## What is expected
Each entry needs to be duplicated exactly.

## Provided data
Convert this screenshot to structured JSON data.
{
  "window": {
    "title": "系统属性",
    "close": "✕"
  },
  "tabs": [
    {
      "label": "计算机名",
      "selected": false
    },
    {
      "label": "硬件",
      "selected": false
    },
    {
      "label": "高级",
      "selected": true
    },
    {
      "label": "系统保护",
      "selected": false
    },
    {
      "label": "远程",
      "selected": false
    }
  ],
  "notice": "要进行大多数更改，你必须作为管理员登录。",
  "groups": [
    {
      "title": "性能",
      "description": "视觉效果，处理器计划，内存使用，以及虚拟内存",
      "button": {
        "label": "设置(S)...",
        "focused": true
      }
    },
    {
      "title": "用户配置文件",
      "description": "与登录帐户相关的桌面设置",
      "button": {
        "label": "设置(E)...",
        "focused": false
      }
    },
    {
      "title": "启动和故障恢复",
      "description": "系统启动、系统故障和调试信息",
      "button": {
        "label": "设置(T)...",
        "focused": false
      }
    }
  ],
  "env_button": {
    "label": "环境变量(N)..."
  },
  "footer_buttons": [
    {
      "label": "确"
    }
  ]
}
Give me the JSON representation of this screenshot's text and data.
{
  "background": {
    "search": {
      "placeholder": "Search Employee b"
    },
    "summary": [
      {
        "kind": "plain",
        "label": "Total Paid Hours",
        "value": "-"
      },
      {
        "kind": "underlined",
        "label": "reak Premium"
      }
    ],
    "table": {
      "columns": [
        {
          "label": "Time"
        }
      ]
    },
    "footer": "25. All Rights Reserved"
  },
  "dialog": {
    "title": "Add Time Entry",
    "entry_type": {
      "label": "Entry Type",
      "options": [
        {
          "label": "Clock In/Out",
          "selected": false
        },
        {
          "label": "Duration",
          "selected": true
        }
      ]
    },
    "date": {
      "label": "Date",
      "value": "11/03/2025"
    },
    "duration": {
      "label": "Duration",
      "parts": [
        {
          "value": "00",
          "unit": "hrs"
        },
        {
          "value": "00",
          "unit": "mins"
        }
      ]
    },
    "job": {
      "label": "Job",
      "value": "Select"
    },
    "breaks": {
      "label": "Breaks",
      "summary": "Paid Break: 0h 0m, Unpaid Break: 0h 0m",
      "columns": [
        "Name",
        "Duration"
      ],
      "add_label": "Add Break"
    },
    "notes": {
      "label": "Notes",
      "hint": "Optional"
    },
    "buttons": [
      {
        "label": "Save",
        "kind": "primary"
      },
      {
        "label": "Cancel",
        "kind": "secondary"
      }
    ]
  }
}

## Reply to the task
Convert this screenshot to structured JSON data.
{
  "window": {
    "title": "系统属性",
    "close": "✕"
  },
  "tabs": [
    {
      "label": "计算机名",
      "selected": false
    },
    {
      "label": "硬件",
      "selected": false
    },
    {
      "label": "高级",
      "selected": true
    },
    {
      "label": "系统保护",
      "selected": false
    },
    {
      "label": "远程",
      "selected": false
    }
  ],
  "notice": "要进行大多数更改，你必须作为管理员登录。",
  "groups": [
    {
      "title": "性能",
      "description": "视觉效果，处理器计划，内存使用，以及虚拟内存",
      "button": {
        "label": "设置(S)...",
        "focused": true
      }
    },
    {
      "title": "用户配置文件",
      "description": "与登录帐户相关的桌面设置",
      "button": {
        "label": "设置(E)...",
        "focused": false
      }
    },
    {
      "title": "启动和故障恢复",
      "description": "系统启动、系统故障和调试信息",
      "button": {
        "label": "设置(T)...",
        "focused": false
      }
    }
  ],
  "env_button": {
    "label": "环境变量(N)..."
  },
  "footer_buttons": [
    {
      "label": "确"
    }
  ]
}
Give me the JSON representation of this screenshot's text and data.
{
  "background": {
    "search": {
      "placeholder": "Search Employee b"
    },
    "summary": [
      {
        "kind": "plain",
        "label": "Total Paid Hours",
        "value": "-"
      },
      {
        "kind": "underlined",
        "label": "reak Premium"
      }
    ],
    "table": {
      "columns": [
        {
          "label": "Time"
        }
      ]
    },
    "footer": "25. All Rights Reserved"
  },
  "dialog": {
    "title": "Add Time Entry",
    "entry_type": {
      "label": "Entry Type",
      "options": [
        {
          "label": "Clock In/Out",
          "selected": false
        },
        {
          "label": "Duration",
          "selected": true
        }
      ]
    },
    "date": {
      "label": "Date",
      "value": "11/03/2025"
    },
    "duration": {
      "label": "Duration",
      "parts": [
        {
          "value": "00",
          "unit": "hrs"
        },
        {
          "value": "00",
          "unit": "mins"
        }
      ]
    },
    "job": {
      "label": "Job",
      "value": "Select"
    },
    "breaks": {
      "label": "Breaks",
      "summary": "Paid Break: 0h 0m, Unpaid Break: 0h 0m",
      "columns": [
        "Name",
        "Duration"
      ],
      "add_label": "Add Break"
    },
    "notes": {
      "label": "Notes",
      "hint": "Optional"
    },
    "buttons": [
      {
        "label": "Save",
        "kind": "primary"
      },
      {
        "label": "Cancel",
        "kind": "secondary"
      }
    ]
  }
}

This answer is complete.